Getting yourself healthy before surgery
Even if you have been to many doctors, you know more about your symptoms and health history than anyone else. Your health care providers depend on you to tell them things they need to know.
Being healthy for surgery helps make sure the operation and your recovery go smoothly. Below are tips and reminders.
Tell the doctors who will be involved with your surgery about:
- Any reactions or allergies you have had to medicines, foods, skin tapes, iodine, or latex
- Your use of alcohol (drinking more than 1 or 2 drinks a day)
- Problems you had before with surgery or anesthesia
- Blood clots or bleeding problems you have had
- Recent dental problems, such as infections or dental surgery
If you get a cold, the flu, a fever, herpes breakout or another illness in the few days before surgery, call your surgeon right away. Your surgery may need to be rescheduled.

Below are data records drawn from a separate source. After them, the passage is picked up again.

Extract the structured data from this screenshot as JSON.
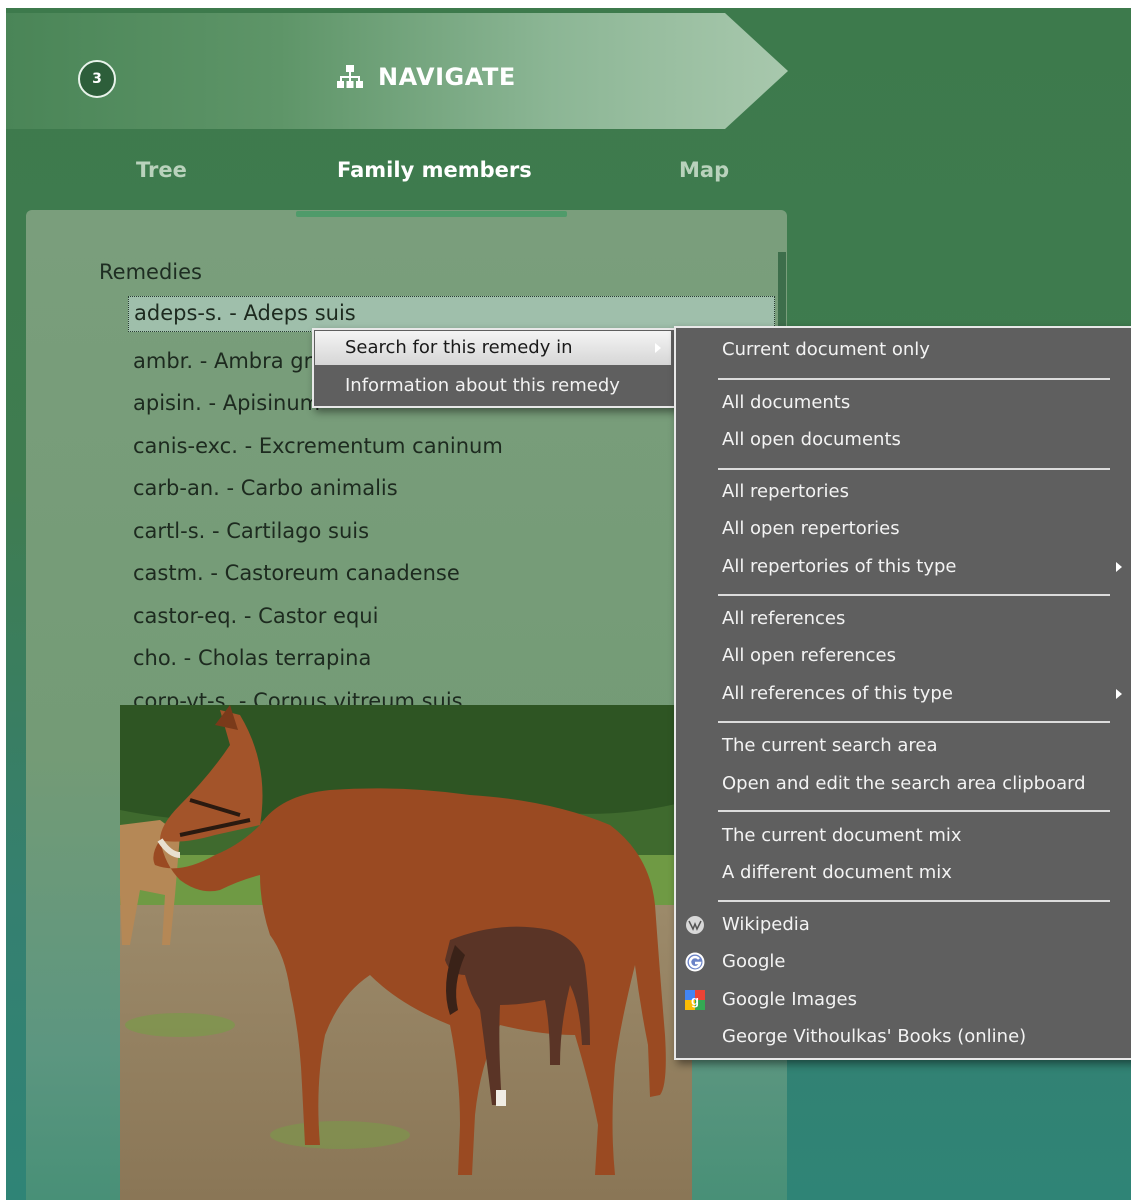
{
  "header": {
    "step": "3",
    "title": "NAVIGATE",
    "icon": "sitemap-icon"
  },
  "tabs": [
    {
      "label": "Tree",
      "active": false
    },
    {
      "label": "Family members",
      "active": true
    },
    {
      "label": "Map",
      "active": false
    }
  ],
  "panel": {
    "section_title": "Remedies",
    "remedies": [
      "adeps-s. - Adeps suis",
      "ambr. - Ambra grisea",
      "apisin. - Apisinum",
      "canis-exc. - Excrementum caninum",
      "carb-an. - Carbo animalis",
      "cartl-s. - Cartilago suis",
      "castm. - Castoreum canadense",
      "castor-eq. - Castor equi",
      "cho. - Cholas terrapina",
      "corp-vt-s. - Corpus vitreum suis"
    ],
    "selected_index": 0
  },
  "context_menu": {
    "items": [
      "Search for this remedy in",
      "Information about this remedy"
    ],
    "highlighted_index": 0
  },
  "submenu": {
    "groups": [
      [
        "Current document only"
      ],
      [
        "All documents",
        "All open documents"
      ],
      [
        "All repertories",
        "All open repertories",
        "All repertories of this type"
      ],
      [
        "All references",
        "All open references",
        "All references of this type"
      ],
      [
        "The current search area",
        "Open and edit the search area clipboard"
      ],
      [
        "The current document mix",
        "A different document mix"
      ],
      [
        "Wikipedia",
        "Google",
        "Google Images",
        "George Vithoulkas' Books (online)"
      ]
    ],
    "icons": {
      "Wikipedia": "wikipedia-icon",
      "Google": "google-icon",
      "Google Images": "google-images-icon"
    }
  },
  "colors": {
    "background": "#3d7a4c",
    "panel": "#7a9e7c",
    "menu": "#5f5f5f",
    "active_tab_underline": "#4f9b6a"
  }
}
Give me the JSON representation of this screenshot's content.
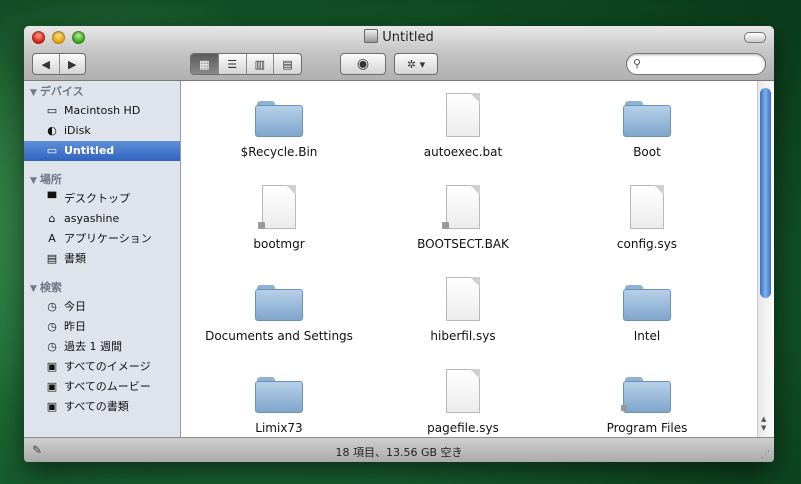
{
  "window": {
    "title": "Untitled"
  },
  "toolbar": {
    "back_icon": "◀",
    "forward_icon": "▶",
    "view_icons": [
      "▦",
      "☰",
      "▥",
      "▤"
    ],
    "eye_icon": "◉",
    "gear_icon": "✲ ▾",
    "search": {
      "value": "",
      "placeholder": ""
    }
  },
  "sidebar": {
    "sections": [
      {
        "title": "デバイス",
        "items": [
          {
            "label": "Macintosh HD",
            "icon": "▭"
          },
          {
            "label": "iDisk",
            "icon": "◐"
          },
          {
            "label": "Untitled",
            "icon": "▭",
            "selected": true
          }
        ]
      },
      {
        "title": "場所",
        "items": [
          {
            "label": "デスクトップ",
            "icon": "▀"
          },
          {
            "label": "asyashine",
            "icon": "⌂"
          },
          {
            "label": "アプリケーション",
            "icon": "A"
          },
          {
            "label": "書類",
            "icon": "▤"
          }
        ]
      },
      {
        "title": "検索",
        "items": [
          {
            "label": "今日",
            "icon": "◷"
          },
          {
            "label": "昨日",
            "icon": "◷"
          },
          {
            "label": "過去 1 週間",
            "icon": "◷"
          },
          {
            "label": "すべてのイメージ",
            "icon": "▣"
          },
          {
            "label": "すべてのムービー",
            "icon": "▣"
          },
          {
            "label": "すべての書類",
            "icon": "▣"
          }
        ]
      }
    ]
  },
  "files": [
    {
      "name": "$Recycle.Bin",
      "kind": "folder"
    },
    {
      "name": "autoexec.bat",
      "kind": "document"
    },
    {
      "name": "Boot",
      "kind": "folder"
    },
    {
      "name": "bootmgr",
      "kind": "document",
      "locked": true
    },
    {
      "name": "BOOTSECT.BAK",
      "kind": "document",
      "locked": true
    },
    {
      "name": "config.sys",
      "kind": "document"
    },
    {
      "name": "Documents and Settings",
      "kind": "folder"
    },
    {
      "name": "hiberfil.sys",
      "kind": "document"
    },
    {
      "name": "Intel",
      "kind": "folder"
    },
    {
      "name": "Limix73",
      "kind": "folder"
    },
    {
      "name": "pagefile.sys",
      "kind": "document"
    },
    {
      "name": "Program Files",
      "kind": "folder",
      "locked": true
    }
  ],
  "status": {
    "text": "18 項目、13.56 GB 空き"
  },
  "colors": {
    "selection": "#3a6fc8",
    "sidebar_bg": "#dfe4ec",
    "folder": "#8fb2d4"
  }
}
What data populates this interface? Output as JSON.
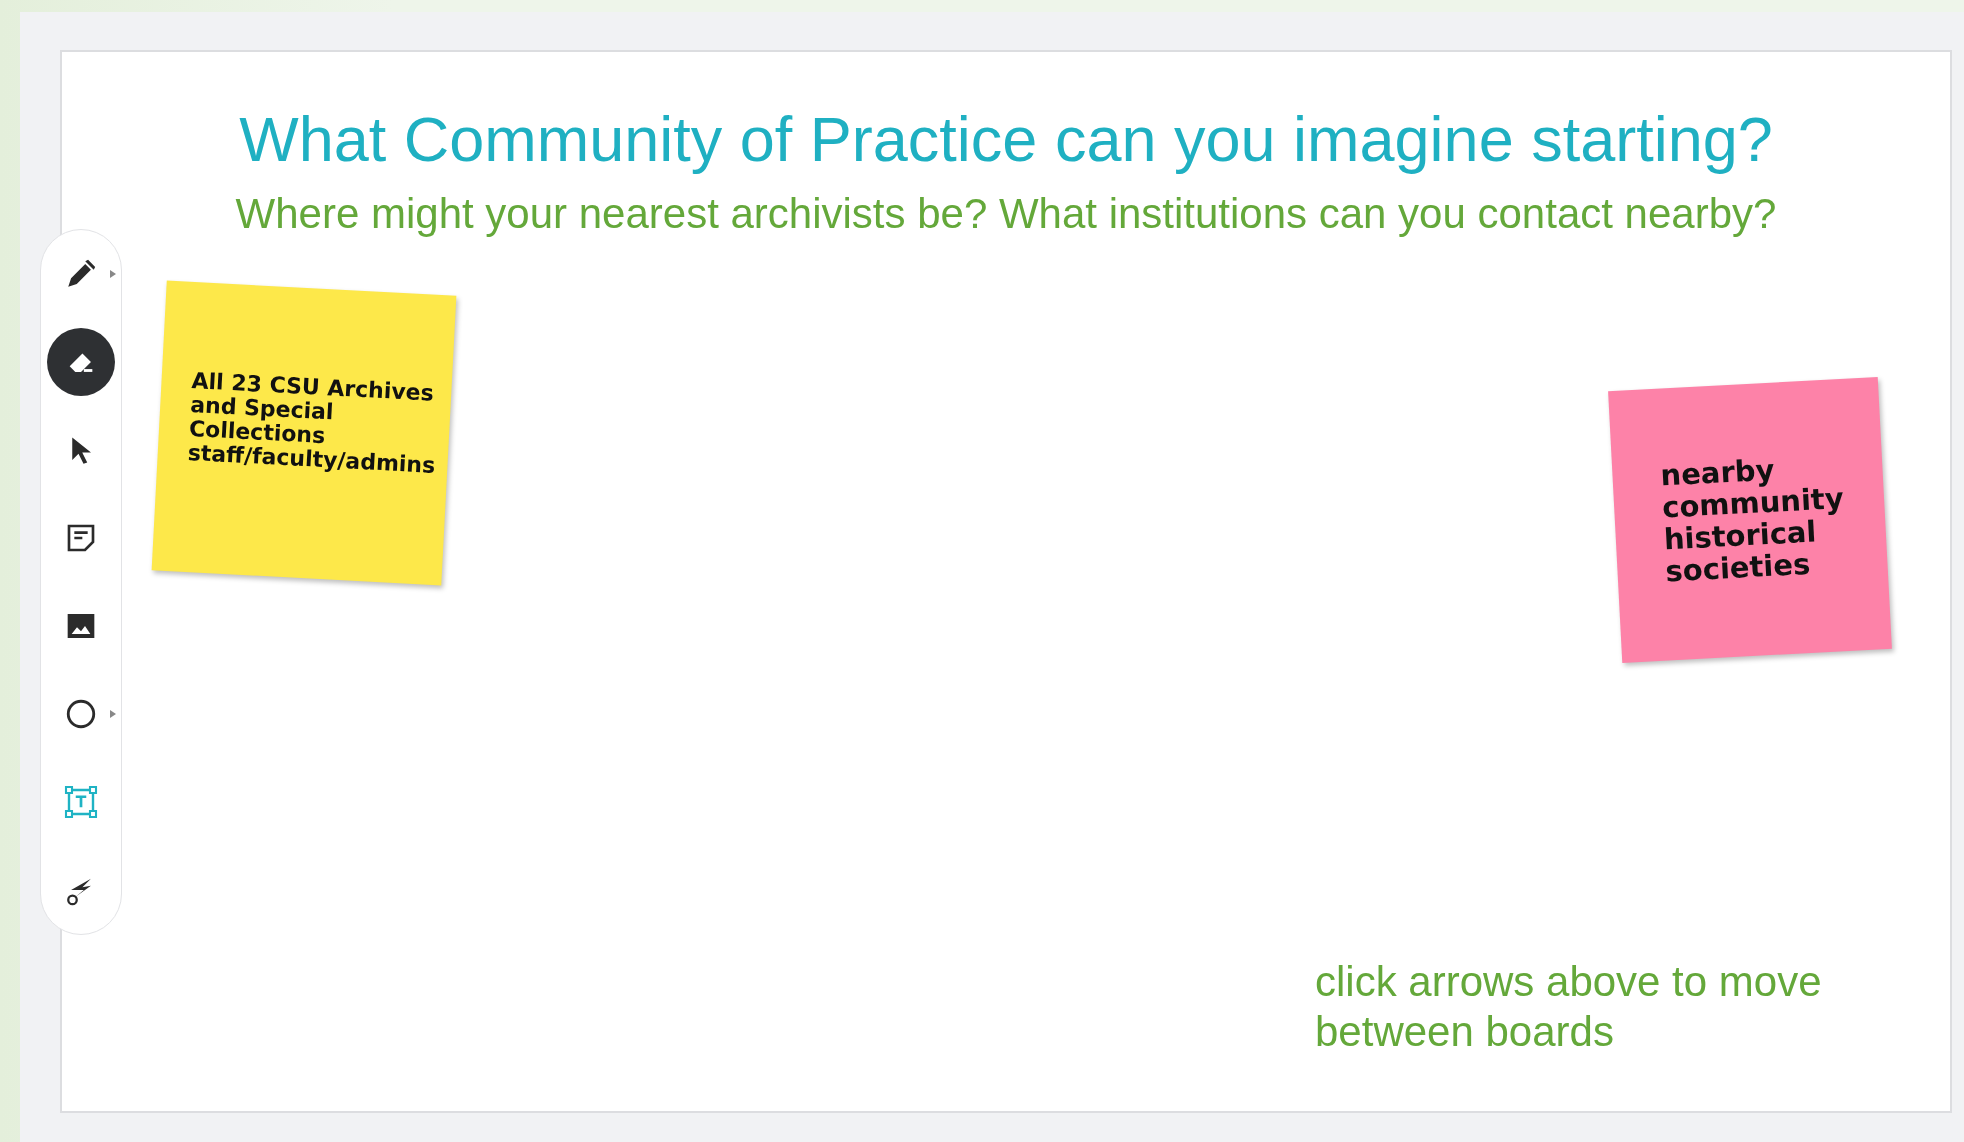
{
  "board": {
    "title": "What Community of Practice can you imagine starting?",
    "subtitle": "Where might your nearest archivists be? What institutions can you contact nearby?",
    "notes": [
      {
        "text": "All 23 CSU Archives and Special Collections staff/faculty/admins",
        "color": "#fde84a"
      },
      {
        "text": "nearby community historical societies",
        "color": "#fd82a8"
      }
    ],
    "hint": "click arrows above to move between boards"
  },
  "toolbar": {
    "tools": [
      {
        "kind": "pen",
        "selected": false,
        "menu": true
      },
      {
        "kind": "eraser",
        "selected": true,
        "menu": false
      },
      {
        "kind": "select",
        "selected": false,
        "menu": false
      },
      {
        "kind": "note",
        "selected": false,
        "menu": false
      },
      {
        "kind": "image",
        "selected": false,
        "menu": false
      },
      {
        "kind": "shape",
        "selected": false,
        "menu": true
      },
      {
        "kind": "text",
        "selected": false,
        "menu": false
      },
      {
        "kind": "laser",
        "selected": false,
        "menu": false
      }
    ]
  }
}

Before your surgery, you will need to have a physical exam done.
- This may be done by your surgeon or your primary care doctor.
- You may need to visit a specialist who takes care of problems such as diabetes, lung disease, or heart disease.
- Try to have this checkup at least 2 or 3 weeks before your surgery. That way, your doctors can take care of any medical problems you might have well before your surgery.
Some hospitals will also have you visit with an anesthesia provider at the hospital before surgery.
- You will be asked many questions about your medical history.
- You may also have a chest x-ray, lab tests, or an electrocardiogram (ECG) during this visit.
Find Out How you Should Manage your Medicines
Bring a list of medicines you are taking with you every time you see a provider. This includes medicines you bought without a prescription and medicines you do not take every day. Include information on the dose and how often you take your medicines.
Your providers will need to know about any alternative treatments you have had. Tell them about any vitamins, supplements, minerals, or natural medicines you are taking, as well.
Two weeks before surgery, you may need to stop taking medicines that make put you at risk of bleeding during surgery. Medicines includes aspirin, ibuprofen (Advil, Motrin), naproxen (Naprosyn, Aleve), and other drugs.
Ask your doctor which medicines you should still take on the day of your surgery.
Manage your Medical Problems
If you have diabetes, heart disease, or other medical problems, your surgeon will have you see the doctors who treat you for these problems. Your risk of problems after surgery will be lower if you have diabetes and other medical conditions under control before surgery.
You may not be able to have dental work for 3 months after certain surgeries (joint replacement or heart valve surgery). So be sure to schedule your dental work before your surgery.
If you smoke, you need to stop. Ask your health care provider for help. Smoking will slow down your healing after surgery.
Tell all your providers that you are having surgery. They may suggest a change in your medicines before your operation.
Beauchamp RD, Higgins MS. Perioperative patient safety. In: Townsend CM, Beauchamp RD, Evers BM, Mattox KL, eds. Sabiston Textbook of Surgery. 19th ed. Philadelphia, PA: Elsevier Saunders; 2012:chap 10.
- Weight control and diet (Detailed Report)
- Back pain and sciatica (Detailed Report)
- Skin wrinkles and blemishes (Detailed Report)
- Exercise (Detailed Report)
- Rheumatoid arthritis (Alternative Medicine)
- Smoking (Detailed Report)
- Burns (Alternative Medicine)
- Ulcerative colitis (Detailed Report)
- Transient ischemic attacks (Alternative Medicine)
- Getting yourself healthy before surgery
- Your diet after gastric bypass surgery
- Getting your home ready - after the hospital
- Diet after gastric banding
- Type 2 diabetes - self-care
- Benign positional vertigo - aftercare
- Labyrinthitis - aftercare
- Managing your chronic back pain
- Gastrostomy feeding tube - bolus
- When you have urinary incontinence
Review Date: 10/24/2014
Reviewed By: Debra G. Wechter, MD, FACS, General Surgery practice specializing in breast cancer, Virginia Mason Medical Center, Seattle, WA. Also reviewed by David Zieve, MD, MHA, Isla Ogilvie, PhD, and the A.D.A.M. Editorial team.